The job would be 9 to 5 if it was not for the continual lectures, she has to give to P.T.A.’s youth groups and other local organizations. But she does not complain. “Community education is extremely important. We try at least once a year to have a television programme. Last year we did one for fathering and we are in the process of planning others.”

Her department also runs a haven women over 16 who need a temporary home. The haven, based in Pembroke, is in its fourth year and can accommodate seven women and five babies. Battered women were being helped until the Physical Abuse Centre started up recently.

Olga is a woman who genuinely enjoys her work. “Like every other mother the anxiety level rises when you are about to go off to work,” she said. “But I have a need to work, not just financially, but because of the challenge. It is not routine, and I get a great deal of personal satisfaction.

“The people I work with have a commitment to what the agency stands for. I am happy to carry on in this job indefinitely. It is a very important part of me. This is not a praise of me, but I have seen other programmes start after Y.H.E.D. which have disintegrated for whatever reason. We have been able to continue and give an important service to the island.

“We started small and have mushroomed. We deal with extremely sensitive areas. The need for confidentiality is important because of the smallness of the island. Also, professional ethics come into play. We need to gain the confidence and trust of people and deal with them on a long term basis.”
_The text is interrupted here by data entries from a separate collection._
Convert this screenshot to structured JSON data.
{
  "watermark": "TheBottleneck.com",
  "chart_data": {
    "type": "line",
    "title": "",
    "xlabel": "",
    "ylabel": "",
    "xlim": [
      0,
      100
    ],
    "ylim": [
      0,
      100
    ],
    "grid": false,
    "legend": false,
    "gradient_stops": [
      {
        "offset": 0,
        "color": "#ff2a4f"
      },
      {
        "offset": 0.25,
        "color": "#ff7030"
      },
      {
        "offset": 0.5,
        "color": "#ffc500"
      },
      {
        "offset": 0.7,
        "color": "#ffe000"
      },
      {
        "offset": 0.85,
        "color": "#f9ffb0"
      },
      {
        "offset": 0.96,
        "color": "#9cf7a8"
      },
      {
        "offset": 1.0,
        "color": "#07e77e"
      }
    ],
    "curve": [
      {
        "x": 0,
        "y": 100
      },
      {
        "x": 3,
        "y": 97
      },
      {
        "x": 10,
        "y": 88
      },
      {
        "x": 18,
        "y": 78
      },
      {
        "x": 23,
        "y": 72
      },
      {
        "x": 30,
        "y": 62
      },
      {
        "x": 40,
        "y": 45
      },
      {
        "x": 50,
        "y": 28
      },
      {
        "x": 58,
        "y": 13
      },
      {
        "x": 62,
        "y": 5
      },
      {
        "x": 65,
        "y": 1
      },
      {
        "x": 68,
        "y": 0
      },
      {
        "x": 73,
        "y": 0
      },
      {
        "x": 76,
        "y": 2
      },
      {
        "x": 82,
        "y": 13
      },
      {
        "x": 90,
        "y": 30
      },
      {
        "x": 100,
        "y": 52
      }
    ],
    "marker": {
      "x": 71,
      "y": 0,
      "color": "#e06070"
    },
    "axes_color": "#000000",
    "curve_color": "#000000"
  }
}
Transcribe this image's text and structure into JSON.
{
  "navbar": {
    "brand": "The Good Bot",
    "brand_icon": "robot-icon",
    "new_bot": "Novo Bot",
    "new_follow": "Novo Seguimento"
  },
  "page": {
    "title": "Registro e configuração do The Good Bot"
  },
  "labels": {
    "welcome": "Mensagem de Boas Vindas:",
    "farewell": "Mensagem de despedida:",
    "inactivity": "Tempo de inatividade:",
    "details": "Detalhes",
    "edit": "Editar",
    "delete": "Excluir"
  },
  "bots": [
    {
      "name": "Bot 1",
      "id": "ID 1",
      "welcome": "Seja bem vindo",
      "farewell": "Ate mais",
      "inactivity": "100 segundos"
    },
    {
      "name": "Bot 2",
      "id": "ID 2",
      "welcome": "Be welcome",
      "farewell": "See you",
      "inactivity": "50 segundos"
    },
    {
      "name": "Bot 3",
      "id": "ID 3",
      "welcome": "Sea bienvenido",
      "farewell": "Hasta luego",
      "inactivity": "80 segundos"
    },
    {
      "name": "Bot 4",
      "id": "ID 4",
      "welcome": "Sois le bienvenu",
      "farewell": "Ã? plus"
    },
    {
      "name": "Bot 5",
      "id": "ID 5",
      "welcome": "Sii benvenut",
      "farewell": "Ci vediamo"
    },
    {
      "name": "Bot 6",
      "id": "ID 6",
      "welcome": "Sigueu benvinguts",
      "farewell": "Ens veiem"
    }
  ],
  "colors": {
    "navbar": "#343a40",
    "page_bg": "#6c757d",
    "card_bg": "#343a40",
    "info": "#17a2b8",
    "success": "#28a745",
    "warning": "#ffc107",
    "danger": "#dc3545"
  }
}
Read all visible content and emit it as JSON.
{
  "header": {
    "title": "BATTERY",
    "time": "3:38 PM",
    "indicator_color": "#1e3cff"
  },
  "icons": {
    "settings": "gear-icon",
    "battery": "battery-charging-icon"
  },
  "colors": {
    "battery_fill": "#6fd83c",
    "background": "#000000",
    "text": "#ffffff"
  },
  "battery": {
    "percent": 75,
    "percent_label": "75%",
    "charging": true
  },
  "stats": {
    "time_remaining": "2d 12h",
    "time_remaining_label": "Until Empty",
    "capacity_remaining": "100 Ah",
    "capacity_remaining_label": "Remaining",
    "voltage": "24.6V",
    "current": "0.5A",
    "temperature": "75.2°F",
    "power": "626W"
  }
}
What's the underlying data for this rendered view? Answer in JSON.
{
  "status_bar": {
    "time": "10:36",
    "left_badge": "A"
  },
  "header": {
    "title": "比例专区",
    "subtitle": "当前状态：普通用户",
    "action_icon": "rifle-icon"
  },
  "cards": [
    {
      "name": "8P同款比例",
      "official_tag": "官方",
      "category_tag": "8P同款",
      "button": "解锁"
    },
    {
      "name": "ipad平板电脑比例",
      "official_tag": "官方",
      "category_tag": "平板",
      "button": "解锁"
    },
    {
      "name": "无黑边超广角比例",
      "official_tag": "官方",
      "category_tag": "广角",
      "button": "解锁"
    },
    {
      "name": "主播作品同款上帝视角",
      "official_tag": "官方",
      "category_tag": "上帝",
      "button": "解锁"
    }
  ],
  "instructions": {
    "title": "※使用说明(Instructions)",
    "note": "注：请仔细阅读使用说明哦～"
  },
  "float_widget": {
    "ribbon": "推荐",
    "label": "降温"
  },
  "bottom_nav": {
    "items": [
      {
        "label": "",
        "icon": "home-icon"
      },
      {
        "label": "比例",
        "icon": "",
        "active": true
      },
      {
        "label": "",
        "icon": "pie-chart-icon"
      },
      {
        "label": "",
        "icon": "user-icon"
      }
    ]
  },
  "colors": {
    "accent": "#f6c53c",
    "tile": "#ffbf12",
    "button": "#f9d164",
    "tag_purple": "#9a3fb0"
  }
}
When Olga started college, she majored in nursing and had a secretarial background, but the latter she felt would be boring. “There is nothing much you can do with a psychology degree, so I got into welfare work and got hooked,” she said. “That was it. Then there was the challenge of coming to Bermuda.”

One of her favourite hobbies is travelling which she is able to combine with work. “I also enjoy cooking and entertaining,” she said. “At the moment things are pretty well full with my three children.”

The third, she quickly points out is husband Alex, boss of Scott Crafts and a staunch Progressive Labour Party supporter. The couple met when the Y.H.E.D. office opened up in the same building as Scott Crafts.

“He was working next door,” said Olga. “I met him four months after coming here. We did not marry until four years later. Alex is a very cautious person!”

Mrs Scott says her 39-year-old husband is an extremely busy man. “He is meticulous in terms of what he does. It has to be of the highest standard. He is very disciplined and has to do things just right.”

Is she the same? “Not as much. He is a very thinking person and being married to him makes me thing.” Politics takes up a lot of her husband’s time, but Olga does not share that interest so avidly. “I try to keep an awareness,” she said. “I think that is very important. But in terms of personal involvement, I am not involved.”

Alex says of his wife: “When she praises me, she is being diplomatic. When I say it about her it is true. She is very good at her job. I have been fortunate to know her before the project got off the ground.”

“I have watched her, with able assistance – she would be the first to say she didn’t do it alone – put together a very fine community service.”

Olga, he says, plays an important part in “one of those behind the scenes organizations.” He added: “One of the more notable things not widely known is that the Y.H.E.D. programmes have gained international recognition.

Mrs Scott, who by this time this profile appears will have been back to work some weeks, is meanwhile more than happy with her lot. “I originally came here on an experimental programme,” she said. “I am still enjoying living in Bermuda. I am finding that it is a good place in which to bring up children. This is my home. That’s it!”